## ABOUT THIS EXERCISE
Set down the entries exactly as they appear, apart from the images, which stay out.

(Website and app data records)
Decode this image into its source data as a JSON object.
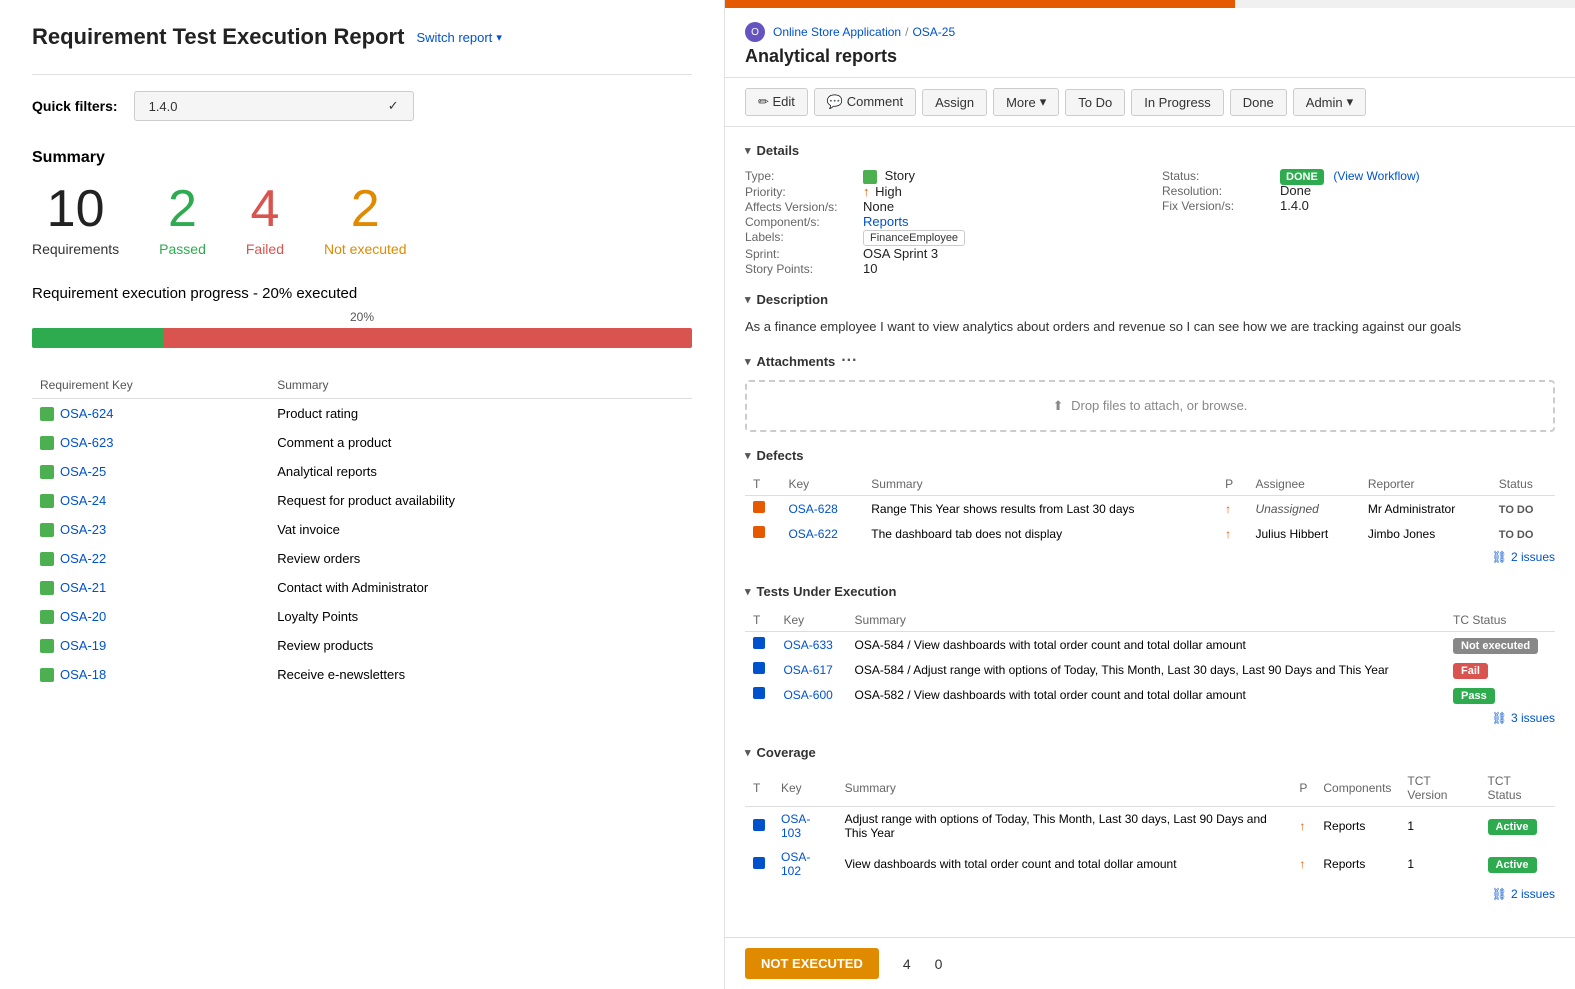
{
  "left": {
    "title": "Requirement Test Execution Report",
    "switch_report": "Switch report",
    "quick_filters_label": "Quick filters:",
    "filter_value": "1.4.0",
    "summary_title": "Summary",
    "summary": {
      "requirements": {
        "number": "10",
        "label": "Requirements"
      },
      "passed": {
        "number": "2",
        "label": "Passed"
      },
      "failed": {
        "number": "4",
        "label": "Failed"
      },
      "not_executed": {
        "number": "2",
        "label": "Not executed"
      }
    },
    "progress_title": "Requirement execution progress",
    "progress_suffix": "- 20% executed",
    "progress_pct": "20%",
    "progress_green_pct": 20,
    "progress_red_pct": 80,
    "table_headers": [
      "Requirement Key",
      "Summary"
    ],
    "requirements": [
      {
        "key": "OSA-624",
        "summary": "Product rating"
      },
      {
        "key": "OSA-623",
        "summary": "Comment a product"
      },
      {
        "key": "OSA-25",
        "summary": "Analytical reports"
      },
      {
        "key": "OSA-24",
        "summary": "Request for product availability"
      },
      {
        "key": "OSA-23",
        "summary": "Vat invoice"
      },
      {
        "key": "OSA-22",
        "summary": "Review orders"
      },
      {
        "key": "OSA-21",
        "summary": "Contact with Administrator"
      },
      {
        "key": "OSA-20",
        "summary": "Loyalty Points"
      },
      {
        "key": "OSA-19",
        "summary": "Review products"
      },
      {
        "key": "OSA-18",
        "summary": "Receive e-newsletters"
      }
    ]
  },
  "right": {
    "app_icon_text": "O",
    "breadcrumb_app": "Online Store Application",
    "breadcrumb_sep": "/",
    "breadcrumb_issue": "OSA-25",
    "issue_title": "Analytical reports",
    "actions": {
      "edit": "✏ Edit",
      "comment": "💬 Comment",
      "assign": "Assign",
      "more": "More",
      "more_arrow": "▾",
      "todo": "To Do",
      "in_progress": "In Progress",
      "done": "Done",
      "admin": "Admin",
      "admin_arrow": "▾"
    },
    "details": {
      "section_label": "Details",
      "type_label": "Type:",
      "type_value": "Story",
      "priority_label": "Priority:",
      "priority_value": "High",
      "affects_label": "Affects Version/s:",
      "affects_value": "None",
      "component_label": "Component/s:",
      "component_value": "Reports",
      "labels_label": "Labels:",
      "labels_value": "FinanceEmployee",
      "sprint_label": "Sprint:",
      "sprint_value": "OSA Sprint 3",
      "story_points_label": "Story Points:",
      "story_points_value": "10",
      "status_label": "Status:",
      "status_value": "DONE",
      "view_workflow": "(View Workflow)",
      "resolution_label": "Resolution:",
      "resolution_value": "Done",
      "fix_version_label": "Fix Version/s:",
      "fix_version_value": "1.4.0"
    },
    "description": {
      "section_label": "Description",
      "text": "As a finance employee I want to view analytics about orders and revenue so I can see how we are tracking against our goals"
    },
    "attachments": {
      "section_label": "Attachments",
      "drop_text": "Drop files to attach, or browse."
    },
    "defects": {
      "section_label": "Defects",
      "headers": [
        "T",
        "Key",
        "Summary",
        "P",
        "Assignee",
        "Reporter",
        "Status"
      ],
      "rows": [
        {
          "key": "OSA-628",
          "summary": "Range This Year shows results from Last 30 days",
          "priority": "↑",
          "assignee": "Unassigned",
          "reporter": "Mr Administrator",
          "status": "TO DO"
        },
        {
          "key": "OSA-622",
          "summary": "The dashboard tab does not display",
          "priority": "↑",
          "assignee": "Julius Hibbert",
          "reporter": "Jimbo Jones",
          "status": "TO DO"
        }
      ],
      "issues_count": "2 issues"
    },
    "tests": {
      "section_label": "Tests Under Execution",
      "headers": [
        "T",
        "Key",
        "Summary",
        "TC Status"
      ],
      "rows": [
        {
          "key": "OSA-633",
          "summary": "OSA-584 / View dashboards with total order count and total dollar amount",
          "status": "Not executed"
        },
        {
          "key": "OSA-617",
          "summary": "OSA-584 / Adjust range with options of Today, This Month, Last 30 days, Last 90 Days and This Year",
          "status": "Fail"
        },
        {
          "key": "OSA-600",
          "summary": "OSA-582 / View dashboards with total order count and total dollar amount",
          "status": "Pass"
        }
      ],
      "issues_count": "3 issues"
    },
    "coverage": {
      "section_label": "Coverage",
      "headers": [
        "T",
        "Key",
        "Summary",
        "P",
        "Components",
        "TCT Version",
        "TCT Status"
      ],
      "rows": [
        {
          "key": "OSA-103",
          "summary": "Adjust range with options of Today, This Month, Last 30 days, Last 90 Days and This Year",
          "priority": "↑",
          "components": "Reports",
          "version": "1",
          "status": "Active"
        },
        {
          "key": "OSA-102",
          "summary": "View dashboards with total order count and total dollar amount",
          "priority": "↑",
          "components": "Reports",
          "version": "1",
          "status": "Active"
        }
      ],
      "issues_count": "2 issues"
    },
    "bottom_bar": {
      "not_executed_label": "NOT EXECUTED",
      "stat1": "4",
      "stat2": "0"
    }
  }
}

## RESPONSE TO THE TASK
Decode this image into its source data as a JSON object.
{
  "left": {
    "title": "Requirement Test Execution Report",
    "switch_report": "Switch report",
    "quick_filters_label": "Quick filters:",
    "filter_value": "1.4.0",
    "summary_title": "Summary",
    "summary": {
      "requirements": {
        "number": "10",
        "label": "Requirements"
      },
      "passed": {
        "number": "2",
        "label": "Passed"
      },
      "failed": {
        "number": "4",
        "label": "Failed"
      },
      "not_executed": {
        "number": "2",
        "label": "Not executed"
      }
    },
    "progress_title": "Requirement execution progress",
    "progress_suffix": "- 20% executed",
    "progress_pct": "20%",
    "progress_green_pct": 20,
    "progress_red_pct": 80,
    "table_headers": [
      "Requirement Key",
      "Summary"
    ],
    "requirements": [
      {
        "key": "OSA-624",
        "summary": "Product rating"
      },
      {
        "key": "OSA-623",
        "summary": "Comment a product"
      },
      {
        "key": "OSA-25",
        "summary": "Analytical reports"
      },
      {
        "key": "OSA-24",
        "summary": "Request for product availability"
      },
      {
        "key": "OSA-23",
        "summary": "Vat invoice"
      },
      {
        "key": "OSA-22",
        "summary": "Review orders"
      },
      {
        "key": "OSA-21",
        "summary": "Contact with Administrator"
      },
      {
        "key": "OSA-20",
        "summary": "Loyalty Points"
      },
      {
        "key": "OSA-19",
        "summary": "Review products"
      },
      {
        "key": "OSA-18",
        "summary": "Receive e-newsletters"
      }
    ]
  },
  "right": {
    "app_icon_text": "O",
    "breadcrumb_app": "Online Store Application",
    "breadcrumb_sep": "/",
    "breadcrumb_issue": "OSA-25",
    "issue_title": "Analytical reports",
    "actions": {
      "edit": "✏ Edit",
      "comment": "💬 Comment",
      "assign": "Assign",
      "more": "More",
      "more_arrow": "▾",
      "todo": "To Do",
      "in_progress": "In Progress",
      "done": "Done",
      "admin": "Admin",
      "admin_arrow": "▾"
    },
    "details": {
      "section_label": "Details",
      "type_label": "Type:",
      "type_value": "Story",
      "priority_label": "Priority:",
      "priority_value": "High",
      "affects_label": "Affects Version/s:",
      "affects_value": "None",
      "component_label": "Component/s:",
      "component_value": "Reports",
      "labels_label": "Labels:",
      "labels_value": "FinanceEmployee",
      "sprint_label": "Sprint:",
      "sprint_value": "OSA Sprint 3",
      "story_points_label": "Story Points:",
      "story_points_value": "10",
      "status_label": "Status:",
      "status_value": "DONE",
      "view_workflow": "(View Workflow)",
      "resolution_label": "Resolution:",
      "resolution_value": "Done",
      "fix_version_label": "Fix Version/s:",
      "fix_version_value": "1.4.0"
    },
    "description": {
      "section_label": "Description",
      "text": "As a finance employee I want to view analytics about orders and revenue so I can see how we are tracking against our goals"
    },
    "attachments": {
      "section_label": "Attachments",
      "drop_text": "Drop files to attach, or browse."
    },
    "defects": {
      "section_label": "Defects",
      "headers": [
        "T",
        "Key",
        "Summary",
        "P",
        "Assignee",
        "Reporter",
        "Status"
      ],
      "rows": [
        {
          "key": "OSA-628",
          "summary": "Range This Year shows results from Last 30 days",
          "priority": "↑",
          "assignee": "Unassigned",
          "reporter": "Mr Administrator",
          "status": "TO DO"
        },
        {
          "key": "OSA-622",
          "summary": "The dashboard tab does not display",
          "priority": "↑",
          "assignee": "Julius Hibbert",
          "reporter": "Jimbo Jones",
          "status": "TO DO"
        }
      ],
      "issues_count": "2 issues"
    },
    "tests": {
      "section_label": "Tests Under Execution",
      "headers": [
        "T",
        "Key",
        "Summary",
        "TC Status"
      ],
      "rows": [
        {
          "key": "OSA-633",
          "summary": "OSA-584 / View dashboards with total order count and total dollar amount",
          "status": "Not executed"
        },
        {
          "key": "OSA-617",
          "summary": "OSA-584 / Adjust range with options of Today, This Month, Last 30 days, Last 90 Days and This Year",
          "status": "Fail"
        },
        {
          "key": "OSA-600",
          "summary": "OSA-582 / View dashboards with total order count and total dollar amount",
          "status": "Pass"
        }
      ],
      "issues_count": "3 issues"
    },
    "coverage": {
      "section_label": "Coverage",
      "headers": [
        "T",
        "Key",
        "Summary",
        "P",
        "Components",
        "TCT Version",
        "TCT Status"
      ],
      "rows": [
        {
          "key": "OSA-103",
          "summary": "Adjust range with options of Today, This Month, Last 30 days, Last 90 Days and This Year",
          "priority": "↑",
          "components": "Reports",
          "version": "1",
          "status": "Active"
        },
        {
          "key": "OSA-102",
          "summary": "View dashboards with total order count and total dollar amount",
          "priority": "↑",
          "components": "Reports",
          "version": "1",
          "status": "Active"
        }
      ],
      "issues_count": "2 issues"
    },
    "bottom_bar": {
      "not_executed_label": "NOT EXECUTED",
      "stat1": "4",
      "stat2": "0"
    }
  }
}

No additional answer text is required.